The weather is a pleasant 70 plus and the sun is shining. The tables around us are all occupied by guys "talking business maybe". The bill is padded with bread at meat prices and the waiter points out where to put the tip on the credit card slip.
Outside the mall is a dusty highway and thus we return to our lovely room having the hotel to ourselves. The evening meal at same establishment is a shared 350 gram beef steak (however their grams must be having inflation problems) with papas (one potato) in cream sauce and a bottle of red wine. (we point to a table next to us and "ask" for same bottle.)
When the bill comes the wine converts to 12 dollars, so we "ask" for another one for our room and retire for the night, awaiting a 5:45 am wake-up call.
The hotel shuttle brought us back, the check-in goes flawlessly, the security line is a "show performance" procedure in which we did not take anything off our bodies or out of our pockets, thus triggering the alarm, along with every other passenger, followed by a lackluster pat down by a guy behind the machine.
We marched into the waiting area, found free wifi, were called to the gate on time, marched into a bus, that drove us 200 yards to a big plane, marched up the steps into a jetway, which by the way is connected to the building we were waiting in (sic), into the plane from where I am reporting to you.
So we are on our way to Ushuaia looking for a problem free arrival and transportation to our little family owned hotel. Pablo has emailed me that he organized a taxi to take us to his Hosteria.

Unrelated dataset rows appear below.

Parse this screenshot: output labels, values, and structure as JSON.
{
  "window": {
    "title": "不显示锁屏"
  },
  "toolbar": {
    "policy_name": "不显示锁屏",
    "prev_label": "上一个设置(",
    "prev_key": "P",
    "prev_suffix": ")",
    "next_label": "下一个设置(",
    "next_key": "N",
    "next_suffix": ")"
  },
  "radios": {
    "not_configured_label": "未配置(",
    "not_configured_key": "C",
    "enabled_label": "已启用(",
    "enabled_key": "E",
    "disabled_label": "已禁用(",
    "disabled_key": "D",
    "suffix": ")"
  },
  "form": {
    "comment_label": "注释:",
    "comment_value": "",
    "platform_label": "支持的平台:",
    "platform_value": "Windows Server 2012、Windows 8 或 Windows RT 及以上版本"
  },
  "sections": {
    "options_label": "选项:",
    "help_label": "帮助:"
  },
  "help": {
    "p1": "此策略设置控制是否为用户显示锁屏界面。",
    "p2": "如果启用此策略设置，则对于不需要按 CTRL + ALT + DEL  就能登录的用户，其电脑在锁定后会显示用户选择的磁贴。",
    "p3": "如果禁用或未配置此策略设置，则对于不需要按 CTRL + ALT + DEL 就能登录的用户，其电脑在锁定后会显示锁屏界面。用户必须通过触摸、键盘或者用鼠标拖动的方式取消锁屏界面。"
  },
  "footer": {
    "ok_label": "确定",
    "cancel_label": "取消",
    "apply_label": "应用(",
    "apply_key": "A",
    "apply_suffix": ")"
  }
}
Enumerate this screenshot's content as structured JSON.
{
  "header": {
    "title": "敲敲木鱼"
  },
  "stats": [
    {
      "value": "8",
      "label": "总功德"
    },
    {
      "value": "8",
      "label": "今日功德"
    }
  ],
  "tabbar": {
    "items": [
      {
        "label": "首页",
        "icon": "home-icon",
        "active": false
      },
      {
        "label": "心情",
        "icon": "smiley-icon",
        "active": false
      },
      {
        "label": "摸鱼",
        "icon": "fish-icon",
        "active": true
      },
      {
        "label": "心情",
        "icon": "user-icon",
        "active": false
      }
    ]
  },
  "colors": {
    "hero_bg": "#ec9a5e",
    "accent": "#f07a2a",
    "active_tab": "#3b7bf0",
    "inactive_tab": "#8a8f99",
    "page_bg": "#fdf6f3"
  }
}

So now I have time to learn a few Spanish words before I write to you again. Please forgive me if I start using them here.